Markets were mixed on the final trading day as Japanese stocks fell sharply ahead of the US Federal Reserve's policy meeting next week.

The Fed's two-day Federal Open Market Committee (FOMC) meeting, beginning 30 July, could provide more clarity on the future pace of US monetary stimulus.

In Japan, government data showed that consumer prices in June rose at their fastest annual pace since November 2008, suggesting that inflation in Asia's third largest economy is picking up speed, after two decades of deflation.

In China, central bank governor Zhou Xiaochuan has said the bank would continue to operate a practical monetary policy and help improve financing conditions for small firms.

Market Movements

The Japanese Nikkei ended 3.78% lower at 14,129.98 in the week ending 27 July.

The Hang Seng finished 2.70% higher at 21,968.95.

South Korea's Kospi ended 1.96% higher at 1,910.81.

The Shanghai Composite index finished 1.80% higher at 2,010.85.

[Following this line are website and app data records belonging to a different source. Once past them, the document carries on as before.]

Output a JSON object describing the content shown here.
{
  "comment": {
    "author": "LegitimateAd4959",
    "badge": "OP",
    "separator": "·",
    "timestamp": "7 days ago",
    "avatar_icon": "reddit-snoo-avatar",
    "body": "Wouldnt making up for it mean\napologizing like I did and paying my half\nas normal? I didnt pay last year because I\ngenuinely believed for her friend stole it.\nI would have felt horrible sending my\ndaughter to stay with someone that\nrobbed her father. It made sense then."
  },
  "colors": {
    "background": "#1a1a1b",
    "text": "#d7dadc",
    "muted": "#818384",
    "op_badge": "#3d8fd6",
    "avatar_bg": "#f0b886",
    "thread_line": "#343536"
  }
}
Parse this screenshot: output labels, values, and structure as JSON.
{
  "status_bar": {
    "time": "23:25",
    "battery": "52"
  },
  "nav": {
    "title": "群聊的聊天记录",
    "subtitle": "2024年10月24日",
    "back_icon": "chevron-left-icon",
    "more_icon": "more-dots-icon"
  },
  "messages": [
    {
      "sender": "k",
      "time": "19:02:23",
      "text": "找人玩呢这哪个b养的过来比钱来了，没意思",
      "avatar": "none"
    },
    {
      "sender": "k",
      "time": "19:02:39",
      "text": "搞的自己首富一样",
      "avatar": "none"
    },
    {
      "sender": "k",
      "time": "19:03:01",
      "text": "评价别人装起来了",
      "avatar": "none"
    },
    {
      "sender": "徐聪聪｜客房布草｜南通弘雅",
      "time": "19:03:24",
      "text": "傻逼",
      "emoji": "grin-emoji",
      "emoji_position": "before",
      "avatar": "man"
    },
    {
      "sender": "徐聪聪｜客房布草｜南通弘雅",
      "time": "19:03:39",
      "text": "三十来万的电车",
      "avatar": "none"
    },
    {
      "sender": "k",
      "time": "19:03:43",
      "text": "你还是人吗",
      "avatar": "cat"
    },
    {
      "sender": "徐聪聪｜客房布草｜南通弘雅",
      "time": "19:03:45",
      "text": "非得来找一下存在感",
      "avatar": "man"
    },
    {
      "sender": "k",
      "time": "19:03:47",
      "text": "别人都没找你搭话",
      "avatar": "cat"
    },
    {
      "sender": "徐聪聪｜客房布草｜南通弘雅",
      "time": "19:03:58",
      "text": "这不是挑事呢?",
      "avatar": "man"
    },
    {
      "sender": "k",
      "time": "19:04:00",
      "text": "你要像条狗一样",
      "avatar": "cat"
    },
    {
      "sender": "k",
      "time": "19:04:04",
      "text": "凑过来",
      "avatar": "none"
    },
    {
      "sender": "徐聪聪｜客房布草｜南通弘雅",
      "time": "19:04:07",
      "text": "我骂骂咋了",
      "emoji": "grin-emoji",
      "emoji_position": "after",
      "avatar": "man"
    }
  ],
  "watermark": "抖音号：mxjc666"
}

Australia's S&P/ASX 200 finished 1.08% higher at 5,042.00.

The Week Ahead

Market participants will be tracking Chinese manufacturing purchasing managers index (PMI) data, which polls purchases made by factory managers.

China's economy is slowing down but growth rates are still significantly higher than those in Europe.

Beijing is trying to steer the economy towards domestic consumption and demand, and away from its dependence on manufacturing and exports. China's labour ministry warned that the transition could lead to job losses.

Japan will put out annual retail sales data, forecast at 1.9% from 0.8% previously.

India's central bank, the Reserve Bank of India, will announce its interest rate decision. The country's headline inflation accelerated to a three-month high in June on the back of higher food prices.

An unexpected drop in factory output, lower exports higher retail inflation and a weaker rupee limit the scope for a policy interest rate cut by India's central bank.

South Korea will put out monthly and annual industrial production data, alongside monthly and annual inflation data.

Australia will release buildings approval data, while New Zealand puts out monthly building permits data, which measures the change in the number of new building consents issued by the government.